┌────────
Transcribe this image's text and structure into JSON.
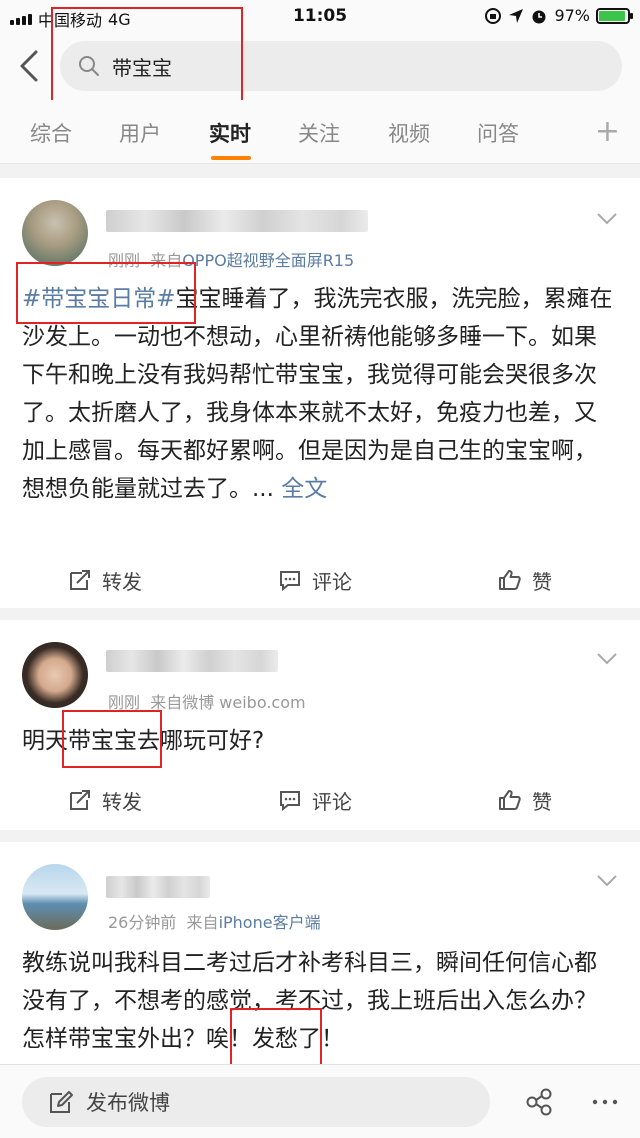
{
  "status_bar": {
    "carrier": "中国移动",
    "network": "4G",
    "time": "11:05",
    "battery": "97%"
  },
  "search": {
    "query": "带宝宝"
  },
  "tabs": [
    {
      "label": "综合"
    },
    {
      "label": "用户"
    },
    {
      "label": "实时"
    },
    {
      "label": "关注"
    },
    {
      "label": "视频"
    },
    {
      "label": "问答"
    }
  ],
  "tabs_plus": "+",
  "posts": [
    {
      "meta_time": "刚刚",
      "meta_from": "来自",
      "meta_source": "OPPO超视野全面屏R15",
      "topic": "#带宝宝日常#",
      "text": "宝宝睡着了，我洗完衣服，洗完脸，累瘫在沙发上。一动也不想动，心里祈祷他能够多睡一下。如果下午和晚上没有我妈帮忙带宝宝，我觉得可能会哭很多次了。太折磨人了，我身体本来就不太好，免疫力也差，又加上感冒。每天都好累啊。但是因为是自己生的宝宝啊，想想负能量就过去了。... ",
      "full_text": "全文"
    },
    {
      "meta_time": "刚刚",
      "meta_from": "来自微博",
      "meta_source": "weibo.com",
      "text": "明天带宝宝去哪玩可好?"
    },
    {
      "meta_time": "26分钟前",
      "meta_from": "来自",
      "meta_source": "iPhone客户端",
      "text": "教练说叫我科目二考过后才补考科目三，瞬间任何信心都没有了，不想考的感觉，考不过，我上班后出入怎么办？怎样带宝宝外出？唉！发愁了！"
    }
  ],
  "actions": {
    "repost": "转发",
    "comment": "评论",
    "like": "赞"
  },
  "bottom": {
    "compose": "发布微博"
  },
  "colors": {
    "accent": "#ff8200",
    "link": "#5b7ca3",
    "highlight_box": "#e02424"
  }
}
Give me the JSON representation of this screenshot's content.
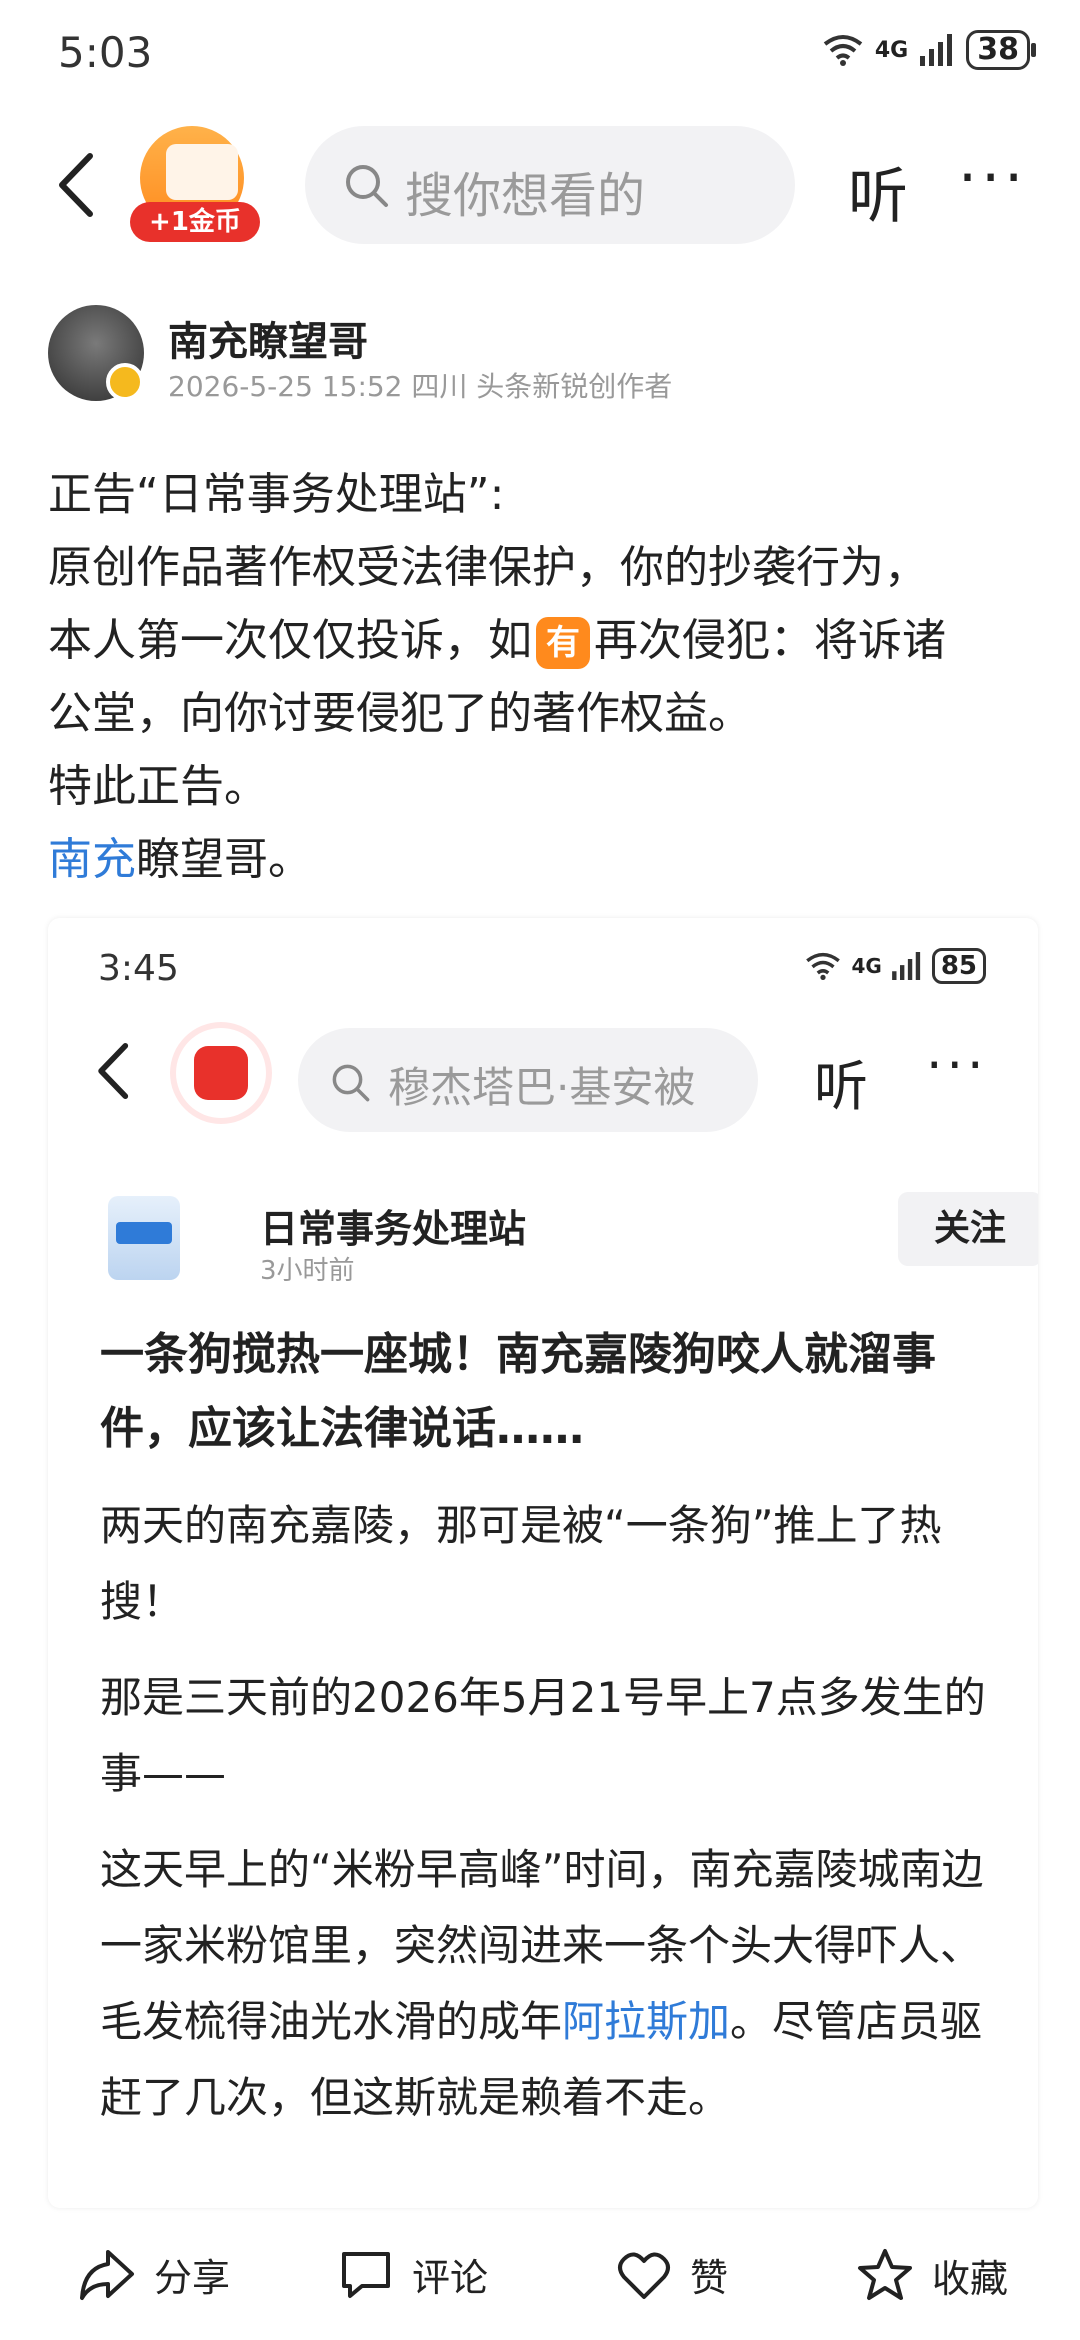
{
  "status_bar": {
    "time": "5:03",
    "network": "4G",
    "battery": "38"
  },
  "topbar": {
    "coin_label": "+1金币",
    "search_placeholder": "搜你想看的",
    "listen_label": "听",
    "more_label": "···"
  },
  "author": {
    "name": "南充瞭望哥",
    "meta": "2026-5-25 15:52 四川 头条新锐创作者"
  },
  "post": {
    "line1": "正告“日常事务处理站”:",
    "line2": "原创作品著作权受法律保护，你的抄袭行为，",
    "line3_a": "本人第一次仅仅投诉，如",
    "you_badge": "有",
    "line3_b": "再次侵犯：将诉诸",
    "line4": "公堂，向你讨要侵犯了的著作权益。",
    "line5": "特此正告。",
    "sign_link": "南充",
    "sign_rest": "瞭望哥。"
  },
  "embedded": {
    "status_time": "3:45",
    "network": "4G",
    "battery": "85",
    "search_text": "穆杰塔巴·基安被",
    "listen_label": "听",
    "more_label": "···",
    "author_name": "日常事务处理站",
    "author_time": "3小时前",
    "follow_label": "关注",
    "title": "一条狗搅热一座城！南充嘉陵狗咬人就溜事件，应该让法律说话……",
    "para1": "两天的南充嘉陵，那可是被“一条狗”推上了热搜！",
    "para2": "那是三天前的2026年5月21号早上7点多发生的事——",
    "para3_a": "这天早上的“米粉早高峰”时间，南充嘉陵城南边一家米粉馆里，突然闯进来一条个头大得吓人、毛发梳得油光水滑的成年",
    "para3_link": "阿拉斯加",
    "para3_b": "。尽管店员驱赶了几次，但这斯就是赖着不走。"
  },
  "bottom_bar": {
    "share": "分享",
    "comment": "评论",
    "like": "赞",
    "collect": "收藏"
  },
  "colors": {
    "link": "#2f7bd8",
    "accent_red": "#e8312b",
    "accent_orange": "#ff8a1d"
  }
}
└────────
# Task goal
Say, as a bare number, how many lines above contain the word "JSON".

# Finished task
2